CHINA: China’s emissions are small per person, but growing rapidly; private cars are rising 22% each year and growing. 200 people/vehicle (1990) –> 48 (2004)

But is a reversal underway? A modest decline in US vehicle miles travelled in 2008. “Peak travel” – long term continued increase in scale and rate of movement may not continue forever. Are lots of things peaking? eg: young people in western countries are less likely than previously to have a driving license or own a car.

It takes a lot of time to introduce new energy systems – only once a century (historically) (US National Intelligence Council)

James Lovelock: “So is our civilisation doomed, and will this century mark its end with a massive decline in population, leaving a few survivors in a torrid society ruled by warlords on a hostile and disabled planet?” (will it be like Mad Max 2?)


A remark: If US citizens wouldn’t buy so many military style vehicles, the wouldn’t depend on oil imports… why do people want to drive these things? John: the US system has been characterised (by George Bush) as ‘addicted’ to a particular lifestyle. Disagrees that oil import would be eliminated in this way, though. But the data about young people is interesting – this is not their ambition – maybe a tipping point. But in China the tipping point is going the other way – large vehicles are particularly desired.

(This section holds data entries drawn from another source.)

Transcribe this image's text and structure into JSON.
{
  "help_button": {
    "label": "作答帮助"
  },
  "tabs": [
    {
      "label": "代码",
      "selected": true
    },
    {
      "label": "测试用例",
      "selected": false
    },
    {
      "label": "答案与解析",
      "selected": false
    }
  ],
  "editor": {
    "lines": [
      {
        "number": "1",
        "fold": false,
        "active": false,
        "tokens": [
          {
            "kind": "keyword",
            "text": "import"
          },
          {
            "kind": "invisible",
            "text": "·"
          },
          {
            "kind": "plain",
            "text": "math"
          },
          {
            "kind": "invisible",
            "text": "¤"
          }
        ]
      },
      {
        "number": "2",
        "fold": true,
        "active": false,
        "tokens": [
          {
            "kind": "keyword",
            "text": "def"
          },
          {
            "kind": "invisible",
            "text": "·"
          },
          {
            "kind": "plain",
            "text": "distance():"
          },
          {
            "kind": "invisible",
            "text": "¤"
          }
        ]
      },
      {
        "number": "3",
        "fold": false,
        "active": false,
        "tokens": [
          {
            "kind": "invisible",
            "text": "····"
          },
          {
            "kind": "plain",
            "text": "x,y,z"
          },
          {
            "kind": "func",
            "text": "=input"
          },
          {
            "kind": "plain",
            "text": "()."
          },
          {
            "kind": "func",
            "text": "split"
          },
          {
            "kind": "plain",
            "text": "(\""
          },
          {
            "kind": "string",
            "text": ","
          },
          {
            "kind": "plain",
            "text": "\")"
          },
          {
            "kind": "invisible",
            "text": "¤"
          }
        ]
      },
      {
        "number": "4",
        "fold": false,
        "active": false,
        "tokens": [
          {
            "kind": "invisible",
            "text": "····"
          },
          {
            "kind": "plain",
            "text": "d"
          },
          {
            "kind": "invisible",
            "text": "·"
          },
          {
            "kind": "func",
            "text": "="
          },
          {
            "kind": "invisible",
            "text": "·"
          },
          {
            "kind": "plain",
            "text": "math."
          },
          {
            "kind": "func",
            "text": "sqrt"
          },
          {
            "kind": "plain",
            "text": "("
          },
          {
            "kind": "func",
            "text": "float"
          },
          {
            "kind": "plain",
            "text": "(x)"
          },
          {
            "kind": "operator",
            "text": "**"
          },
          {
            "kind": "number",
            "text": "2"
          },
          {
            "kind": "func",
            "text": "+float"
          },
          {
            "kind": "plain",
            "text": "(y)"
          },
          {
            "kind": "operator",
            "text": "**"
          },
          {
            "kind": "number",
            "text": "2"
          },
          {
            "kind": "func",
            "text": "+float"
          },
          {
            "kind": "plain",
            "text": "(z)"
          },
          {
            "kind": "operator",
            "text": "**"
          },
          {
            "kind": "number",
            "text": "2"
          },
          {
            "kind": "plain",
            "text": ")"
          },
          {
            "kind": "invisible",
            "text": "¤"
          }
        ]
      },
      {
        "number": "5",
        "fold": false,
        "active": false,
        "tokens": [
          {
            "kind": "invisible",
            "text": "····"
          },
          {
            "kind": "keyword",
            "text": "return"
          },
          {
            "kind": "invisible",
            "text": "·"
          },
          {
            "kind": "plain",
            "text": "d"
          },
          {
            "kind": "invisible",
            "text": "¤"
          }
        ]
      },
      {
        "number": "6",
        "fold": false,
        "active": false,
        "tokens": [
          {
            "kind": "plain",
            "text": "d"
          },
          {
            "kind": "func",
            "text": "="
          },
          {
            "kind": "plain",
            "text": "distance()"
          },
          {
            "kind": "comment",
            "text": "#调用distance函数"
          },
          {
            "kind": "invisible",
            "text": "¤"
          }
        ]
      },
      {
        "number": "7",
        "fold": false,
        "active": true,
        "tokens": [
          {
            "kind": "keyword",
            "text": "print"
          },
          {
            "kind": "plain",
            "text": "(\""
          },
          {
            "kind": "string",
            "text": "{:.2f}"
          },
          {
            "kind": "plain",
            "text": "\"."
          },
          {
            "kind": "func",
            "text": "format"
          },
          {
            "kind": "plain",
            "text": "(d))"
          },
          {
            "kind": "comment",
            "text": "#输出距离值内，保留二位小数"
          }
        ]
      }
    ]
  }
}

Question: Latour discussed how geologists have named our time ‘anthropocene’ – instead of being concerned with the post-human, we should be concerned with post-nature. What implications does this have for our research strategies? John: originally this term was to do with the use and extraction of fossil fuels. The significance of energy for social thought and theory has not been explored enough (but special issue of Theory, Culture and Society addressess this). The rise of the west was dependent on fuel – ‘societies beyond oil’ – we need to think about what comes after… maybe it’s nothing.